We're getting our first look at the damage from Wednesday's earthquake that jolted parts of Kansas and Oklahoma. The Oklahoma Geological Survey says it was a 5.3. The U.S.G.S. has it as a 4.8.
By now we're used to earthquakes, but this one was different. It was bigger, stronger and it left its mark.
The earthquake's epicenter was 32 miles southwest of Wichita, Kansas. In Milan, Kansas, the rumbling damaged several buildings. One had to be taped off because of structural damage.
Nearby Wichita was rattled. So were people as far away as Oklahoma City, Tulsa and beyond. For most people in both states, it was just about feeling the quake. But one woman did notice something else.

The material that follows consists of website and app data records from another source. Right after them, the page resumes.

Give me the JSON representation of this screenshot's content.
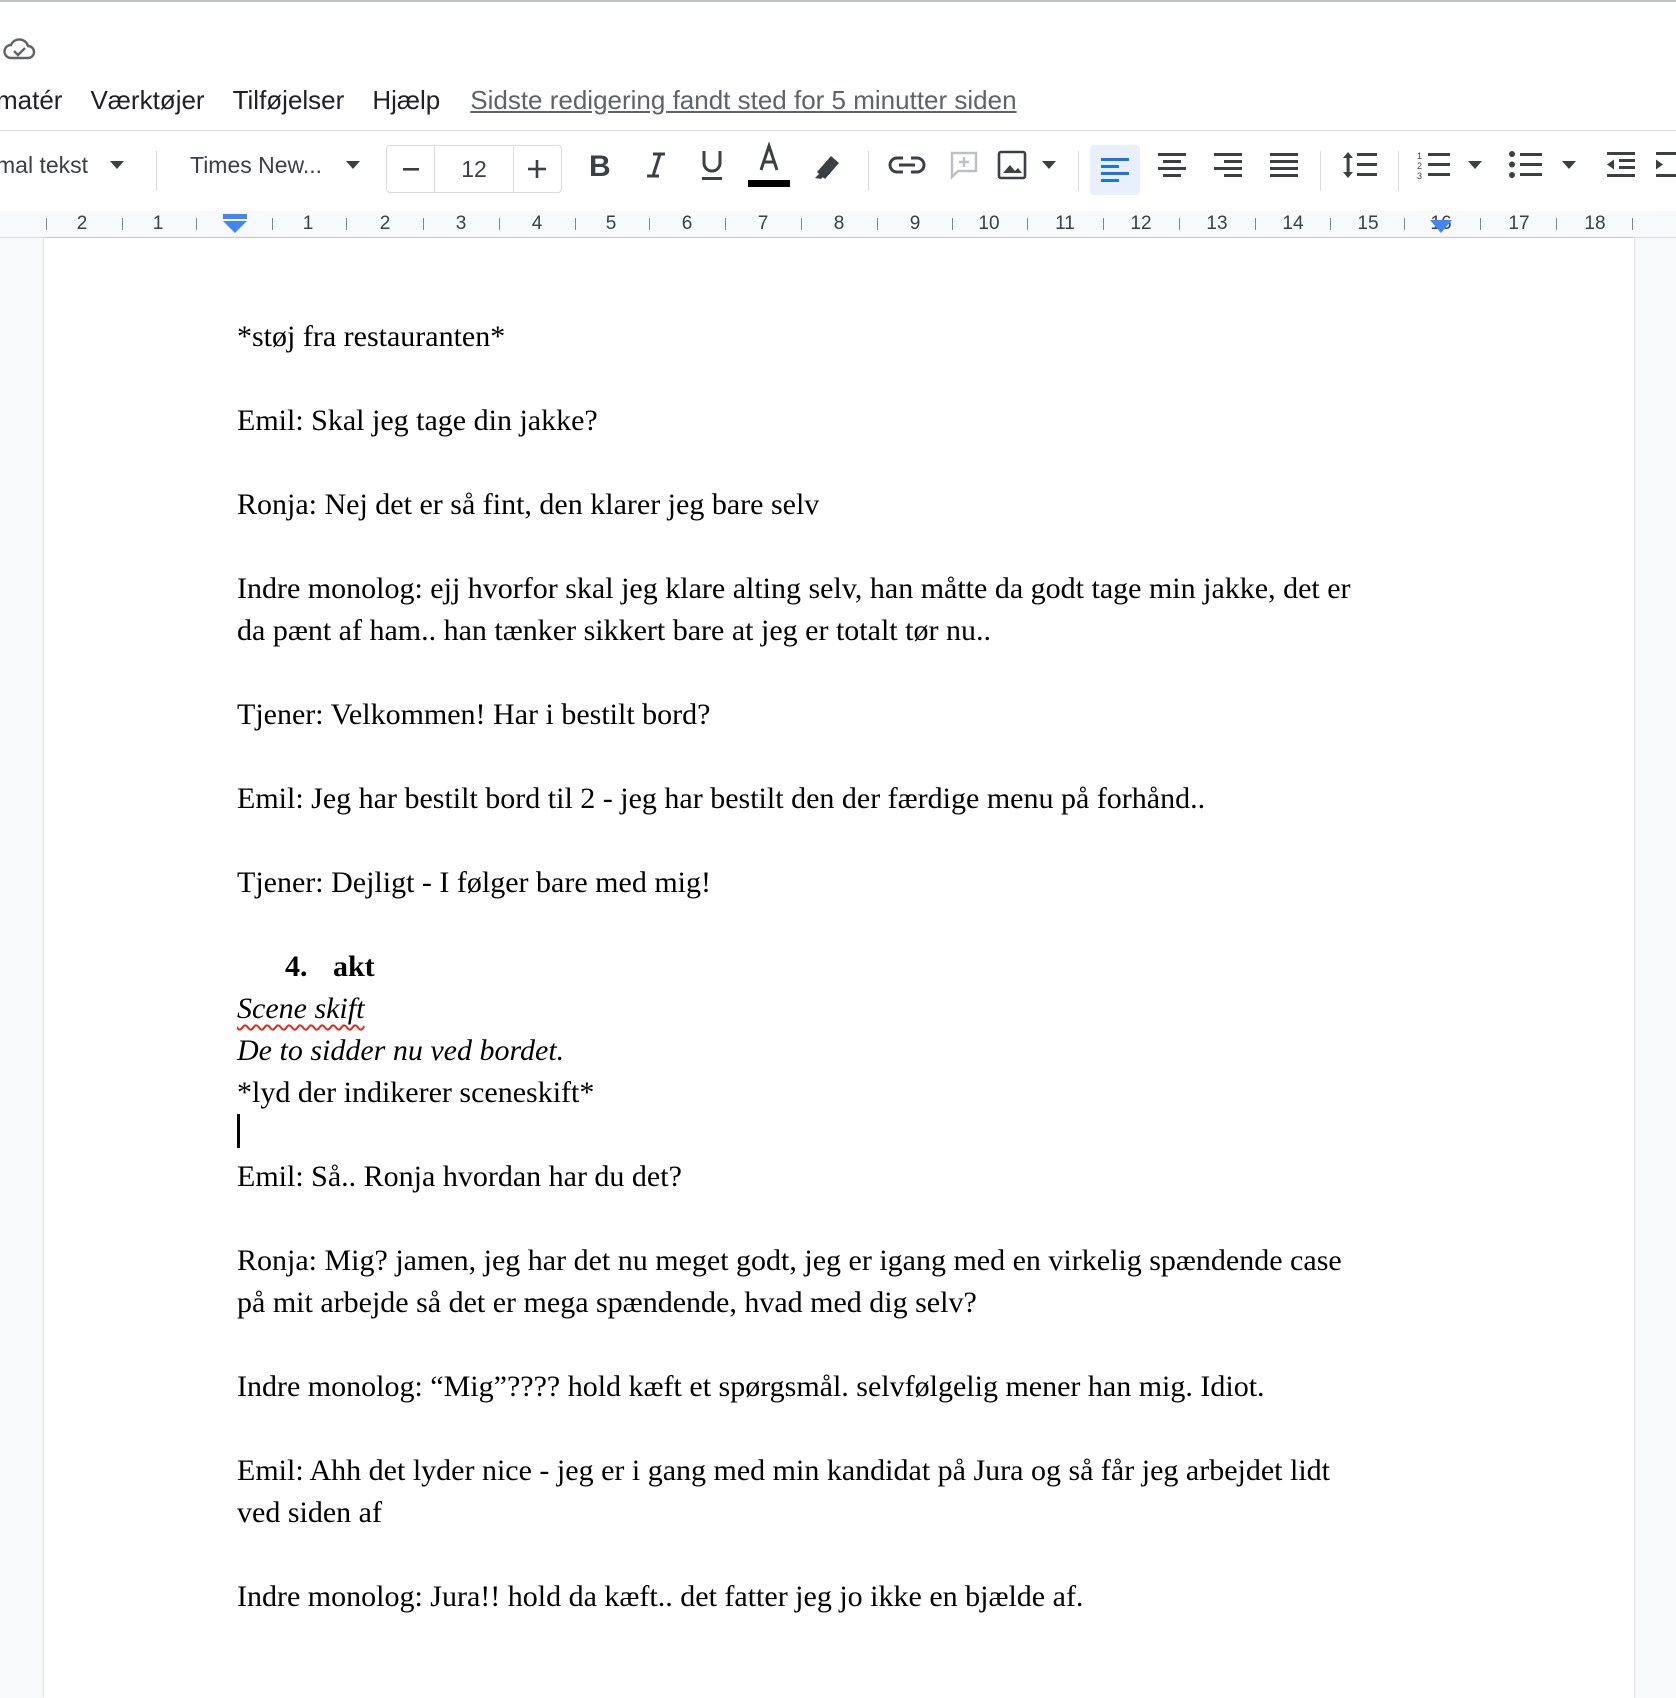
{
  "header": {
    "cloud_icon": "cloud-check-icon",
    "menu": [
      "matér",
      "Værktøjer",
      "Tilføjelser",
      "Hjælp"
    ],
    "last_edit": "Sidste redigering fandt sted for 5 minutter siden"
  },
  "toolbar": {
    "style": "mal tekst",
    "font": "Times New...",
    "font_size": "12",
    "minus": "−",
    "plus": "+",
    "text_color": "#000000",
    "accent": "#1a73e8"
  },
  "ruler": {
    "labels": [
      "2",
      "1",
      "1",
      "2",
      "3",
      "4",
      "5",
      "6",
      "7",
      "8",
      "9",
      "10",
      "11",
      "12",
      "13",
      "14",
      "15",
      "16",
      "17",
      "18"
    ]
  },
  "document": {
    "lines": {
      "l01": "*støj fra restauranten*",
      "l02": "Emil: Skal jeg tage din jakke?",
      "l03": "Ronja: Nej det er så fint, den klarer jeg bare selv",
      "l04": "Indre monolog: ejj hvorfor skal jeg klare alting selv, han måtte da godt tage min jakke, det er",
      "l05": "da pænt af ham.. han tænker sikkert bare at jeg er totalt tør nu..",
      "l06": "Tjener: Velkommen! Har i bestilt bord?",
      "l07": "Emil: Jeg har bestilt bord til 2 - jeg har bestilt den der færdige menu på forhånd..",
      "l08": "Tjener: Dejligt - I følger bare med mig!",
      "heading_num": "4.",
      "heading_text": "akt",
      "l09": "Scene skift",
      "l10": "De to sidder nu ved bordet.",
      "l11": "*lyd der indikerer sceneskift*",
      "l12": "Emil: Så.. Ronja hvordan har du det?",
      "l13": "Ronja: Mig? jamen, jeg har det nu meget godt, jeg er igang med en virkelig spændende case",
      "l14": "på mit arbejde så det er mega spændende, hvad med dig selv?",
      "l15": "Indre monolog: “Mig”???? hold kæft et spørgsmål. selvfølgelig mener han mig. Idiot.",
      "l16": "Emil: Ahh det lyder nice - jeg er i gang med min kandidat på Jura og så får jeg arbejdet lidt",
      "l17": "ved siden af",
      "l18": "Indre monolog: Jura!! hold da kæft.. det fatter jeg jo ikke en bjælde af."
    }
  }
}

“After I would say about 10 seconds, we heard this big boom and then we came in here and everything was topped over and we looked over here and the ceiling was actually topped over,” Jenna Gallegos said.
There was no damage reported here in Oklahoma. Seismologists said it's not uncommon to feel quakes more than 120 miles away from its epicenter.